MATERIALS PROVIDED section start
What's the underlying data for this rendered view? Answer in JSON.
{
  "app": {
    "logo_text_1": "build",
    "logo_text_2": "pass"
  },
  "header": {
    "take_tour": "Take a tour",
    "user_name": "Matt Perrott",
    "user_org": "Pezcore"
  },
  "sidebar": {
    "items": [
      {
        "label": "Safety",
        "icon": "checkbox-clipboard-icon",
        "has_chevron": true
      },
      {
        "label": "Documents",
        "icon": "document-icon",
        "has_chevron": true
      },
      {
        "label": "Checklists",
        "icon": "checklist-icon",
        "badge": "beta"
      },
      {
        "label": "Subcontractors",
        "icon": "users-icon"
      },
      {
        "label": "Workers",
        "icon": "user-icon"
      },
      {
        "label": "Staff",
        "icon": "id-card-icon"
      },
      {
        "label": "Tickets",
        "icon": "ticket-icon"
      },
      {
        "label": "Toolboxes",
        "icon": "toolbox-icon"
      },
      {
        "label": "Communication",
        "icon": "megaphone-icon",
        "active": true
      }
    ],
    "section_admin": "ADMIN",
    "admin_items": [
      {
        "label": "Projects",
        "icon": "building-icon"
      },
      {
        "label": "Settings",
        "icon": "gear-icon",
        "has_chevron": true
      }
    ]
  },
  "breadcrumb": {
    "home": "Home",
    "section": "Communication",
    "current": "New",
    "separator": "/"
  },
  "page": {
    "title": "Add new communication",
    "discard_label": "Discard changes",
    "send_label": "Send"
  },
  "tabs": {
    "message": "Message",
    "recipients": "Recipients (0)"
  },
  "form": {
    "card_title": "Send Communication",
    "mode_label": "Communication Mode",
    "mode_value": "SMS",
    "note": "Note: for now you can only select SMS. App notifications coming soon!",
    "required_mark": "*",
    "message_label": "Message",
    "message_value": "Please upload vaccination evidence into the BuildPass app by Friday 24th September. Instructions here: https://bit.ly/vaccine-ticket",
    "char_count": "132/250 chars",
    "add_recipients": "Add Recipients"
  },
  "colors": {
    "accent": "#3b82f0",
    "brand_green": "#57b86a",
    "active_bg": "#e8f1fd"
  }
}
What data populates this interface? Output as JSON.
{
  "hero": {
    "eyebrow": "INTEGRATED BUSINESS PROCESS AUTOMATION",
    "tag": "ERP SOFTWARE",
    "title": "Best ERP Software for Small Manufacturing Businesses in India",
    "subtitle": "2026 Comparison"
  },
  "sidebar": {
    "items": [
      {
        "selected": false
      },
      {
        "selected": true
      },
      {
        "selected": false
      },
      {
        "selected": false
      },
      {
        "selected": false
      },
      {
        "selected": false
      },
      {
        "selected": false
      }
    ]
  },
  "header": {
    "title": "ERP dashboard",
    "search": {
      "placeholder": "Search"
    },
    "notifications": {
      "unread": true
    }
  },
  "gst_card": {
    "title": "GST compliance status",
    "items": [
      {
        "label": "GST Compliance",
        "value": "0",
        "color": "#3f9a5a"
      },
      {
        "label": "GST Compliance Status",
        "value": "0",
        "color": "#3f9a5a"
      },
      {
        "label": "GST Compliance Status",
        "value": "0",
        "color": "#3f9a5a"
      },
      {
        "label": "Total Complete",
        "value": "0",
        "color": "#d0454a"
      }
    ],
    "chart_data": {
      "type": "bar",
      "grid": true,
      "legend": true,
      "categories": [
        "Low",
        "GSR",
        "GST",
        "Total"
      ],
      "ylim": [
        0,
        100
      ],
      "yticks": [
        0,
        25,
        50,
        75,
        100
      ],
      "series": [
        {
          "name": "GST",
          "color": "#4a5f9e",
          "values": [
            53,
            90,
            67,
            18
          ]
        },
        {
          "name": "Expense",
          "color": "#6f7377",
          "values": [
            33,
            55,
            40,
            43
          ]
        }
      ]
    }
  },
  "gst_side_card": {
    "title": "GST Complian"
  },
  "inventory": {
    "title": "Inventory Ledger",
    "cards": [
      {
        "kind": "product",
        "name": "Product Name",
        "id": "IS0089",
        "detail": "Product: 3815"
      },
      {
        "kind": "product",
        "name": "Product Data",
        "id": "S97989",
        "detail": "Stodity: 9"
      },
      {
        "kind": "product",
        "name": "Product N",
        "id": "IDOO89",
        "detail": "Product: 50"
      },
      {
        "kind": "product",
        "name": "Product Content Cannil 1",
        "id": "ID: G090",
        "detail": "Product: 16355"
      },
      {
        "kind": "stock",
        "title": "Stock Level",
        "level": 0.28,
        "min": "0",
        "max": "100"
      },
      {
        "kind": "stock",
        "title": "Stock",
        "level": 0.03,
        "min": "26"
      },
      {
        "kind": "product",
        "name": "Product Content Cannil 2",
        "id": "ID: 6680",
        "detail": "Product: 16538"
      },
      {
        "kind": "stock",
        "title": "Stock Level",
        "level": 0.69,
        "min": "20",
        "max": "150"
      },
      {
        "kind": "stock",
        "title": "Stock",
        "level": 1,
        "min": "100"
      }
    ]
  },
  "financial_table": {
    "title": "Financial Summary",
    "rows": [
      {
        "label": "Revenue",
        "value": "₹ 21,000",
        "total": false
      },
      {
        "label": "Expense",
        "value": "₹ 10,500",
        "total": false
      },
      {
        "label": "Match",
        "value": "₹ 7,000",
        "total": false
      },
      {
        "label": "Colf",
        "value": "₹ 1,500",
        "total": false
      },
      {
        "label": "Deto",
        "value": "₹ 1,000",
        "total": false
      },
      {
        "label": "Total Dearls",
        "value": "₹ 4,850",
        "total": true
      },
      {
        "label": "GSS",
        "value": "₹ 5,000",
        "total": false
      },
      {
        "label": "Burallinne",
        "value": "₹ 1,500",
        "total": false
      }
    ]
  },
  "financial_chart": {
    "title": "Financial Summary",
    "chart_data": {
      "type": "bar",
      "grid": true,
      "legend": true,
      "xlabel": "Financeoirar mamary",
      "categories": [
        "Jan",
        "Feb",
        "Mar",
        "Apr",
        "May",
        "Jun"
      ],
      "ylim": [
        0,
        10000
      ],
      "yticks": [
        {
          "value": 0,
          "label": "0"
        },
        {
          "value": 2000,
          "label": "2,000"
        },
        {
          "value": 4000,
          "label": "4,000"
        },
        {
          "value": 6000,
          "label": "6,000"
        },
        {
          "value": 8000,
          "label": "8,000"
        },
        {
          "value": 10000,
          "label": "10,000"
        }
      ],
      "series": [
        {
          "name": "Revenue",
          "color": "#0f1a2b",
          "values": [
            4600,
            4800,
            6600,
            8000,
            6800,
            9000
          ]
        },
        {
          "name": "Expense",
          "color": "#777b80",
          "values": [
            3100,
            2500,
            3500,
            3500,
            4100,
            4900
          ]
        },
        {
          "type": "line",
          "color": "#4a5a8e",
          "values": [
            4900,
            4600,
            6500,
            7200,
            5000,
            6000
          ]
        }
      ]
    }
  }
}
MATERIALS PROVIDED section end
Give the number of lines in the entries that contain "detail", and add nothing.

5